[Data about app and page elements]
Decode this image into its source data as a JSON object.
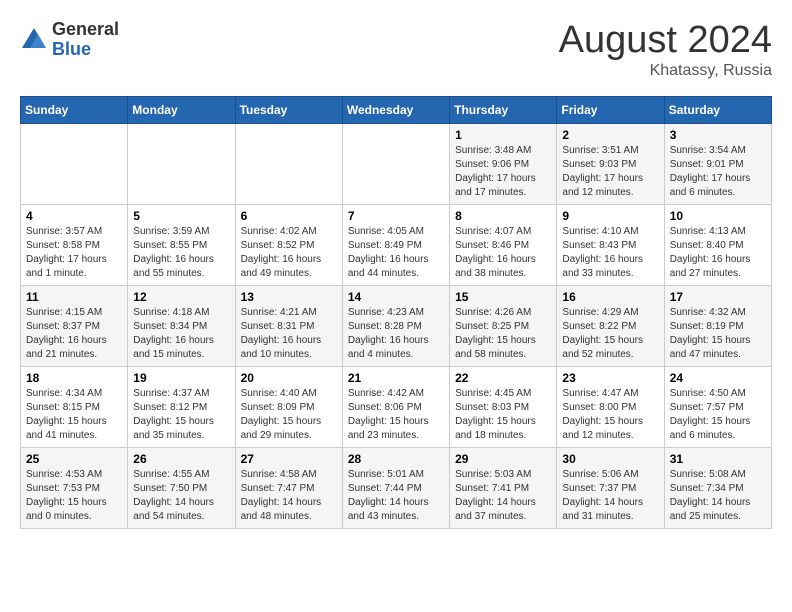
{
  "header": {
    "logo_general": "General",
    "logo_blue": "Blue",
    "month_year": "August 2024",
    "location": "Khatassy, Russia"
  },
  "days_of_week": [
    "Sunday",
    "Monday",
    "Tuesday",
    "Wednesday",
    "Thursday",
    "Friday",
    "Saturday"
  ],
  "weeks": [
    [
      {
        "day": "",
        "info": ""
      },
      {
        "day": "",
        "info": ""
      },
      {
        "day": "",
        "info": ""
      },
      {
        "day": "",
        "info": ""
      },
      {
        "day": "1",
        "info": "Sunrise: 3:48 AM\nSunset: 9:06 PM\nDaylight: 17 hours\nand 17 minutes."
      },
      {
        "day": "2",
        "info": "Sunrise: 3:51 AM\nSunset: 9:03 PM\nDaylight: 17 hours\nand 12 minutes."
      },
      {
        "day": "3",
        "info": "Sunrise: 3:54 AM\nSunset: 9:01 PM\nDaylight: 17 hours\nand 6 minutes."
      }
    ],
    [
      {
        "day": "4",
        "info": "Sunrise: 3:57 AM\nSunset: 8:58 PM\nDaylight: 17 hours\nand 1 minute."
      },
      {
        "day": "5",
        "info": "Sunrise: 3:59 AM\nSunset: 8:55 PM\nDaylight: 16 hours\nand 55 minutes."
      },
      {
        "day": "6",
        "info": "Sunrise: 4:02 AM\nSunset: 8:52 PM\nDaylight: 16 hours\nand 49 minutes."
      },
      {
        "day": "7",
        "info": "Sunrise: 4:05 AM\nSunset: 8:49 PM\nDaylight: 16 hours\nand 44 minutes."
      },
      {
        "day": "8",
        "info": "Sunrise: 4:07 AM\nSunset: 8:46 PM\nDaylight: 16 hours\nand 38 minutes."
      },
      {
        "day": "9",
        "info": "Sunrise: 4:10 AM\nSunset: 8:43 PM\nDaylight: 16 hours\nand 33 minutes."
      },
      {
        "day": "10",
        "info": "Sunrise: 4:13 AM\nSunset: 8:40 PM\nDaylight: 16 hours\nand 27 minutes."
      }
    ],
    [
      {
        "day": "11",
        "info": "Sunrise: 4:15 AM\nSunset: 8:37 PM\nDaylight: 16 hours\nand 21 minutes."
      },
      {
        "day": "12",
        "info": "Sunrise: 4:18 AM\nSunset: 8:34 PM\nDaylight: 16 hours\nand 15 minutes."
      },
      {
        "day": "13",
        "info": "Sunrise: 4:21 AM\nSunset: 8:31 PM\nDaylight: 16 hours\nand 10 minutes."
      },
      {
        "day": "14",
        "info": "Sunrise: 4:23 AM\nSunset: 8:28 PM\nDaylight: 16 hours\nand 4 minutes."
      },
      {
        "day": "15",
        "info": "Sunrise: 4:26 AM\nSunset: 8:25 PM\nDaylight: 15 hours\nand 58 minutes."
      },
      {
        "day": "16",
        "info": "Sunrise: 4:29 AM\nSunset: 8:22 PM\nDaylight: 15 hours\nand 52 minutes."
      },
      {
        "day": "17",
        "info": "Sunrise: 4:32 AM\nSunset: 8:19 PM\nDaylight: 15 hours\nand 47 minutes."
      }
    ],
    [
      {
        "day": "18",
        "info": "Sunrise: 4:34 AM\nSunset: 8:15 PM\nDaylight: 15 hours\nand 41 minutes."
      },
      {
        "day": "19",
        "info": "Sunrise: 4:37 AM\nSunset: 8:12 PM\nDaylight: 15 hours\nand 35 minutes."
      },
      {
        "day": "20",
        "info": "Sunrise: 4:40 AM\nSunset: 8:09 PM\nDaylight: 15 hours\nand 29 minutes."
      },
      {
        "day": "21",
        "info": "Sunrise: 4:42 AM\nSunset: 8:06 PM\nDaylight: 15 hours\nand 23 minutes."
      },
      {
        "day": "22",
        "info": "Sunrise: 4:45 AM\nSunset: 8:03 PM\nDaylight: 15 hours\nand 18 minutes."
      },
      {
        "day": "23",
        "info": "Sunrise: 4:47 AM\nSunset: 8:00 PM\nDaylight: 15 hours\nand 12 minutes."
      },
      {
        "day": "24",
        "info": "Sunrise: 4:50 AM\nSunset: 7:57 PM\nDaylight: 15 hours\nand 6 minutes."
      }
    ],
    [
      {
        "day": "25",
        "info": "Sunrise: 4:53 AM\nSunset: 7:53 PM\nDaylight: 15 hours\nand 0 minutes."
      },
      {
        "day": "26",
        "info": "Sunrise: 4:55 AM\nSunset: 7:50 PM\nDaylight: 14 hours\nand 54 minutes."
      },
      {
        "day": "27",
        "info": "Sunrise: 4:58 AM\nSunset: 7:47 PM\nDaylight: 14 hours\nand 48 minutes."
      },
      {
        "day": "28",
        "info": "Sunrise: 5:01 AM\nSunset: 7:44 PM\nDaylight: 14 hours\nand 43 minutes."
      },
      {
        "day": "29",
        "info": "Sunrise: 5:03 AM\nSunset: 7:41 PM\nDaylight: 14 hours\nand 37 minutes."
      },
      {
        "day": "30",
        "info": "Sunrise: 5:06 AM\nSunset: 7:37 PM\nDaylight: 14 hours\nand 31 minutes."
      },
      {
        "day": "31",
        "info": "Sunrise: 5:08 AM\nSunset: 7:34 PM\nDaylight: 14 hours\nand 25 minutes."
      }
    ]
  ]
}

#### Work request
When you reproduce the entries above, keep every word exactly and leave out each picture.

#### Output for this exercise
Decode this image into its source data as a JSON object.
{
  "header": {
    "logo_general": "General",
    "logo_blue": "Blue",
    "month_year": "August 2024",
    "location": "Khatassy, Russia"
  },
  "days_of_week": [
    "Sunday",
    "Monday",
    "Tuesday",
    "Wednesday",
    "Thursday",
    "Friday",
    "Saturday"
  ],
  "weeks": [
    [
      {
        "day": "",
        "info": ""
      },
      {
        "day": "",
        "info": ""
      },
      {
        "day": "",
        "info": ""
      },
      {
        "day": "",
        "info": ""
      },
      {
        "day": "1",
        "info": "Sunrise: 3:48 AM\nSunset: 9:06 PM\nDaylight: 17 hours\nand 17 minutes."
      },
      {
        "day": "2",
        "info": "Sunrise: 3:51 AM\nSunset: 9:03 PM\nDaylight: 17 hours\nand 12 minutes."
      },
      {
        "day": "3",
        "info": "Sunrise: 3:54 AM\nSunset: 9:01 PM\nDaylight: 17 hours\nand 6 minutes."
      }
    ],
    [
      {
        "day": "4",
        "info": "Sunrise: 3:57 AM\nSunset: 8:58 PM\nDaylight: 17 hours\nand 1 minute."
      },
      {
        "day": "5",
        "info": "Sunrise: 3:59 AM\nSunset: 8:55 PM\nDaylight: 16 hours\nand 55 minutes."
      },
      {
        "day": "6",
        "info": "Sunrise: 4:02 AM\nSunset: 8:52 PM\nDaylight: 16 hours\nand 49 minutes."
      },
      {
        "day": "7",
        "info": "Sunrise: 4:05 AM\nSunset: 8:49 PM\nDaylight: 16 hours\nand 44 minutes."
      },
      {
        "day": "8",
        "info": "Sunrise: 4:07 AM\nSunset: 8:46 PM\nDaylight: 16 hours\nand 38 minutes."
      },
      {
        "day": "9",
        "info": "Sunrise: 4:10 AM\nSunset: 8:43 PM\nDaylight: 16 hours\nand 33 minutes."
      },
      {
        "day": "10",
        "info": "Sunrise: 4:13 AM\nSunset: 8:40 PM\nDaylight: 16 hours\nand 27 minutes."
      }
    ],
    [
      {
        "day": "11",
        "info": "Sunrise: 4:15 AM\nSunset: 8:37 PM\nDaylight: 16 hours\nand 21 minutes."
      },
      {
        "day": "12",
        "info": "Sunrise: 4:18 AM\nSunset: 8:34 PM\nDaylight: 16 hours\nand 15 minutes."
      },
      {
        "day": "13",
        "info": "Sunrise: 4:21 AM\nSunset: 8:31 PM\nDaylight: 16 hours\nand 10 minutes."
      },
      {
        "day": "14",
        "info": "Sunrise: 4:23 AM\nSunset: 8:28 PM\nDaylight: 16 hours\nand 4 minutes."
      },
      {
        "day": "15",
        "info": "Sunrise: 4:26 AM\nSunset: 8:25 PM\nDaylight: 15 hours\nand 58 minutes."
      },
      {
        "day": "16",
        "info": "Sunrise: 4:29 AM\nSunset: 8:22 PM\nDaylight: 15 hours\nand 52 minutes."
      },
      {
        "day": "17",
        "info": "Sunrise: 4:32 AM\nSunset: 8:19 PM\nDaylight: 15 hours\nand 47 minutes."
      }
    ],
    [
      {
        "day": "18",
        "info": "Sunrise: 4:34 AM\nSunset: 8:15 PM\nDaylight: 15 hours\nand 41 minutes."
      },
      {
        "day": "19",
        "info": "Sunrise: 4:37 AM\nSunset: 8:12 PM\nDaylight: 15 hours\nand 35 minutes."
      },
      {
        "day": "20",
        "info": "Sunrise: 4:40 AM\nSunset: 8:09 PM\nDaylight: 15 hours\nand 29 minutes."
      },
      {
        "day": "21",
        "info": "Sunrise: 4:42 AM\nSunset: 8:06 PM\nDaylight: 15 hours\nand 23 minutes."
      },
      {
        "day": "22",
        "info": "Sunrise: 4:45 AM\nSunset: 8:03 PM\nDaylight: 15 hours\nand 18 minutes."
      },
      {
        "day": "23",
        "info": "Sunrise: 4:47 AM\nSunset: 8:00 PM\nDaylight: 15 hours\nand 12 minutes."
      },
      {
        "day": "24",
        "info": "Sunrise: 4:50 AM\nSunset: 7:57 PM\nDaylight: 15 hours\nand 6 minutes."
      }
    ],
    [
      {
        "day": "25",
        "info": "Sunrise: 4:53 AM\nSunset: 7:53 PM\nDaylight: 15 hours\nand 0 minutes."
      },
      {
        "day": "26",
        "info": "Sunrise: 4:55 AM\nSunset: 7:50 PM\nDaylight: 14 hours\nand 54 minutes."
      },
      {
        "day": "27",
        "info": "Sunrise: 4:58 AM\nSunset: 7:47 PM\nDaylight: 14 hours\nand 48 minutes."
      },
      {
        "day": "28",
        "info": "Sunrise: 5:01 AM\nSunset: 7:44 PM\nDaylight: 14 hours\nand 43 minutes."
      },
      {
        "day": "29",
        "info": "Sunrise: 5:03 AM\nSunset: 7:41 PM\nDaylight: 14 hours\nand 37 minutes."
      },
      {
        "day": "30",
        "info": "Sunrise: 5:06 AM\nSunset: 7:37 PM\nDaylight: 14 hours\nand 31 minutes."
      },
      {
        "day": "31",
        "info": "Sunrise: 5:08 AM\nSunset: 7:34 PM\nDaylight: 14 hours\nand 25 minutes."
      }
    ]
  ]
}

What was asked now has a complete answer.